◆ **TRY IT**: Select all lines holding the word "favicon" from the entries that follow.
◆ ◆ ◆ ◆ ◆
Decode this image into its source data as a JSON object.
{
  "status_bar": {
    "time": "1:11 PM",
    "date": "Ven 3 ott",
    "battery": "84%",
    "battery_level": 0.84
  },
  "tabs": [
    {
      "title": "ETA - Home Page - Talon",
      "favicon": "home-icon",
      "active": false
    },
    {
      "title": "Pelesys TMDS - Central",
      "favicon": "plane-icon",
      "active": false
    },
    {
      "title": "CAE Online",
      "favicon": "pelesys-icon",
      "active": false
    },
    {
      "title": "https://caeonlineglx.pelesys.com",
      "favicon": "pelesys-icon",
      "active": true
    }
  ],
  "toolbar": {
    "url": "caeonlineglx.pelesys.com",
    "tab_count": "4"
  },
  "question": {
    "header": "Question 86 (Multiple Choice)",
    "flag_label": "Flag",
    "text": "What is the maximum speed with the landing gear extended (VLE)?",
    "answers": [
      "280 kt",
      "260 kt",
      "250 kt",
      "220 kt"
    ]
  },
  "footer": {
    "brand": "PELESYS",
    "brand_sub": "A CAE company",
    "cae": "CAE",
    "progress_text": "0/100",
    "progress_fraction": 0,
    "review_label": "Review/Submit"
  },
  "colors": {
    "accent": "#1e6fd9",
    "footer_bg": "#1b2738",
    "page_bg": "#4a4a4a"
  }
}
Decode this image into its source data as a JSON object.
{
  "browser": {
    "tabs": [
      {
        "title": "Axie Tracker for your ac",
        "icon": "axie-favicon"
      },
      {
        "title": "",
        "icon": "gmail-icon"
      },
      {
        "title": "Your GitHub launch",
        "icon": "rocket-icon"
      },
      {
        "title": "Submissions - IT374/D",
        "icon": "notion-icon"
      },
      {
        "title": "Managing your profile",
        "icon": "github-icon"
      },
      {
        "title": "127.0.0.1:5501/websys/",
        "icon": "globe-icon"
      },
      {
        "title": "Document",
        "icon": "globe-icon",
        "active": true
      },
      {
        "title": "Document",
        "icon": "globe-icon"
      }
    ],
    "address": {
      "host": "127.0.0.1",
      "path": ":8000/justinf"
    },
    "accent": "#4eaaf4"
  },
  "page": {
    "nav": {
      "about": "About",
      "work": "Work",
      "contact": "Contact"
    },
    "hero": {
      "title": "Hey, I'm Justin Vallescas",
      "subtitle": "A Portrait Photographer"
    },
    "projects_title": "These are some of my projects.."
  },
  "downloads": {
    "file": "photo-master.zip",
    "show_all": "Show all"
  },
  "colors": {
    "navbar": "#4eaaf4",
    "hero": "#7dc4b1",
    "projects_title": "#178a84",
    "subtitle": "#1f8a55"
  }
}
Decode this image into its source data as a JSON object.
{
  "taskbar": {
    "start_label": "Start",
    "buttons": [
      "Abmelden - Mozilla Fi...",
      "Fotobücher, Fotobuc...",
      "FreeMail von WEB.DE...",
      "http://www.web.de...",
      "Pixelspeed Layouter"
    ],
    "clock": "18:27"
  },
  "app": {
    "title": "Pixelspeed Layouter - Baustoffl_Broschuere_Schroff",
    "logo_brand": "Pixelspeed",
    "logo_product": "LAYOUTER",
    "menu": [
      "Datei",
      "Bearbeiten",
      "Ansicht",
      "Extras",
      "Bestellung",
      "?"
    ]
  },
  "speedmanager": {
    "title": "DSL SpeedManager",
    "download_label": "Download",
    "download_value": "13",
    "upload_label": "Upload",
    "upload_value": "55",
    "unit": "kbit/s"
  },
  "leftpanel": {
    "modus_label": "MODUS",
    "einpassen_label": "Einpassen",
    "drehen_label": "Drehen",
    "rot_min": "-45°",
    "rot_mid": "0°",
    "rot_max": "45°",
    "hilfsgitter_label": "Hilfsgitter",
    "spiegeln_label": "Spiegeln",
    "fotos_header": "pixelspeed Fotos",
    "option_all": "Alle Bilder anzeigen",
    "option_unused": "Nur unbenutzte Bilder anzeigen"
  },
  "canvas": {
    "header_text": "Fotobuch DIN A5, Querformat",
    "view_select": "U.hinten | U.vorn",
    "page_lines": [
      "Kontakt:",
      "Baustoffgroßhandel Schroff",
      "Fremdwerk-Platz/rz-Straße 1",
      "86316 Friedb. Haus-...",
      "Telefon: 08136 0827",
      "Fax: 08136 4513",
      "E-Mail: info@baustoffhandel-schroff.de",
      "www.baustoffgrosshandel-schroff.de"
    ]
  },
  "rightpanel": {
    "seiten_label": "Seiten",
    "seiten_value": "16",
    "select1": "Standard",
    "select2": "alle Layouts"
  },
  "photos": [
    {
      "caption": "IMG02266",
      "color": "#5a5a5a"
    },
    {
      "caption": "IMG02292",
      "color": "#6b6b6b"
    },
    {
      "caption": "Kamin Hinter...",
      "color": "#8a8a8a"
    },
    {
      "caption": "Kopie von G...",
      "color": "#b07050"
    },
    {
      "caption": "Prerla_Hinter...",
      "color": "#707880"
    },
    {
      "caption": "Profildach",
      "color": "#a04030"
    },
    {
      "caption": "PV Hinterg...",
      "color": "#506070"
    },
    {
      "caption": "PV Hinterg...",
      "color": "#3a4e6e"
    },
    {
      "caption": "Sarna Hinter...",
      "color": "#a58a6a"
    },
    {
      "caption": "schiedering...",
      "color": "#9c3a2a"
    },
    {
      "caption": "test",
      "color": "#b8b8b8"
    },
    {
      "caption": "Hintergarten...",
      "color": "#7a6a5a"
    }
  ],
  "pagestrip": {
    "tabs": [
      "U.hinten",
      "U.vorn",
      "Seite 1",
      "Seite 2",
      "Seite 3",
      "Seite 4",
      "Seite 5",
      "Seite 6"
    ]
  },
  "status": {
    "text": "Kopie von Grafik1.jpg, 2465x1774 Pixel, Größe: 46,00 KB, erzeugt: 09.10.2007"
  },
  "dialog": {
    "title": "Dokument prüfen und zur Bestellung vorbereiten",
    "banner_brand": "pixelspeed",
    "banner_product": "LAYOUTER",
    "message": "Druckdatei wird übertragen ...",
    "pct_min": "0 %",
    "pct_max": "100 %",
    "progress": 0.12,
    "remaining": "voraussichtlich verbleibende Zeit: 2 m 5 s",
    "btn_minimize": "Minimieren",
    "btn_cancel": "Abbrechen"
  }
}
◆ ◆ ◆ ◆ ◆
◆ **RESULT FOR THIS TASK**:
      "favicon": "home-icon",
      "favicon": "plane-icon",
      "favicon": "pelesys-icon",
      "favicon": "pelesys-icon",
        "icon": "axie-favicon"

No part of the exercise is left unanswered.